With five onsite restaurants, including cheese and chocolate rooms, this food-focused hotel was born out of a combination of Grandma Emma’s legendary cooking classes and Grandma Teresa’s hotelier background running two other spots in the valley.
Ciasa Salares is just one example of how hotels are making food just as important as the destination itself, revolving around cooking schools or restaurants that are worth the trek to even the most remote of locales. Take Don Alfonso 1890 in the Italian town of Sant’Agata, overlooking the Gulf of Naples. While it’s not far from its more famous neighbors Positano and Sorrento, the town is not exactly a tourist destination like the ones you’d find on the Amalfi Coast. Started over a century ago by two young couples, the family run business has grown into a culinary favorite thanks to the Iaccarino family’s philosophy, “For the love of land.” This love of land transcends Italian tradition, selling the family home to buy an abandoned hillside facing the island of Capri with a vision of turning the unkempt land into a 17-acre organic farm, cow and all. This is where the two Michelin star restaurant’s signature sweet San Marzano tomatoes—a staple in its pasta sauces—are grown.
Those looking to stay the night can take their pick of eight antique-filled bedrooms scattered throughout the 19th century home that once belonged to poet Salvatore Di Giacomo.

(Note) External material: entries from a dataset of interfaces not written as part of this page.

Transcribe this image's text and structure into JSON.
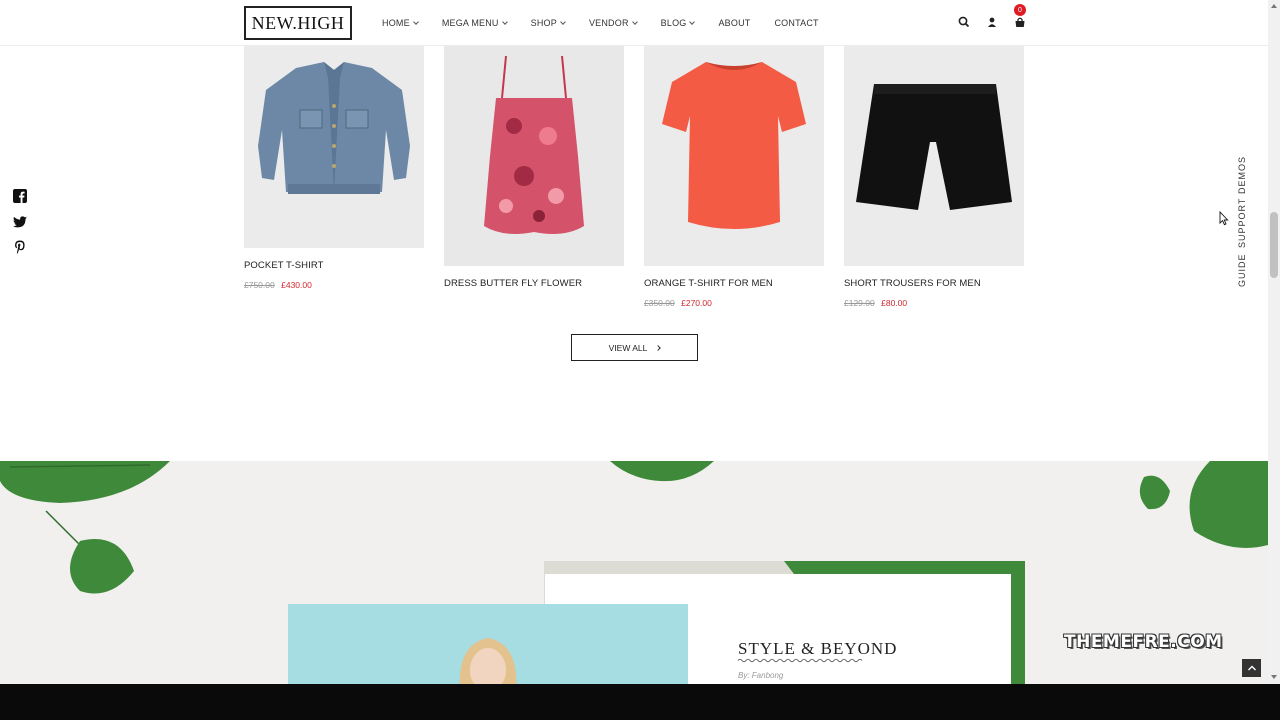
{
  "header": {
    "logo": "NEW.HIGH",
    "nav": [
      {
        "label": "HOME",
        "dropdown": true
      },
      {
        "label": "MEGA MENU",
        "dropdown": true
      },
      {
        "label": "SHOP",
        "dropdown": true
      },
      {
        "label": "VENDOR",
        "dropdown": true
      },
      {
        "label": "BLOG",
        "dropdown": true
      },
      {
        "label": "ABOUT",
        "dropdown": false
      },
      {
        "label": "CONTACT",
        "dropdown": false
      }
    ],
    "cart_count": "0"
  },
  "side_links": [
    "DEMOS",
    "SUPPORT",
    "GUIDE"
  ],
  "social": [
    "facebook-icon",
    "twitter-icon",
    "pinterest-icon"
  ],
  "products": [
    {
      "name": "POCKET T-SHIRT",
      "old_price": "£750.00",
      "price": "£430.00"
    },
    {
      "name": "DRESS BUTTER FLY FLOWER",
      "old_price": "",
      "price": ""
    },
    {
      "name": "ORANGE T-SHIRT FOR MEN",
      "old_price": "£350.00",
      "price": "£270.00"
    },
    {
      "name": "SHORT TROUSERS FOR MEN",
      "old_price": "£129.00",
      "price": "£80.00"
    }
  ],
  "view_all_label": "VIEW ALL",
  "blog": {
    "title": "STYLE & BEYOND",
    "author": "By: Fanbong"
  },
  "watermark": "THEMEFRE.COM",
  "colors": {
    "accent_price": "#d0282e",
    "badge": "#e01b24",
    "photo_bg": "#a5dde3"
  }
}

Guests can also take part in a rotating roster of cooking courses held in the hand painted tile-lined school, with themes ranging from modern and traditional Neapolitan confectionary to homemade pasta prepared with wheat from the nearby towns of Gragnano and Torre Annunziata. Then there’s the option to visit the farm itself, Le Peracciole, in Termini on one of the most rugged parts of the Sorrentine Peninsula, where you’ll find the lemons later transformed into Don Alfonso’s infamous liqueur.
In Marrakech, meanwhile, 26-room La Maison Arabe is home to two firsts: the first restaurant in the medina, or old town, and the country’s first cooking school, which opened in 2001. Traditional Moroccan cooks, or dadas, lead the way during the half-day course, teaching participants the same techniques they use in the hotel’s kitchen to craft Le Restaurant’s fine dining Moroccan cuisine. The cooking school has also adopted the farm-to-table trend transforming its private organic gardens into a fully equipped cooking school complete with 16 stations; a wood-fired bread oven for baking tanourt (Moroccan flat bread); and an underground oven designed for méchoui, a Moroccan version of barbecue where whole lambs are pit-roasted. A 15-minute drive from the hotel, the school offers a more hands-on approach to Moroccan cuisine as guests pick the herbs and vegetables that’ll later become ingredients in their lamb and chicken tagines, served alongside a sampling of Moroccan wines.
Of course after playing chef for the day you get to reap the rewards, sitting down to sample your creations. But if you’d like to indulge in the full culinary experience without having to do all the cooking, book a seat in the restaurant’s ornate dining room with its zouaké, or hand-painted, ceiling inspired by the style of Iranian mosques, leaving all the hard work to the pros.
Lane Nieset is Paste’s Jet-Set Bohemian columnist and a freelance writer covering all things travel from her home base in Nice, France.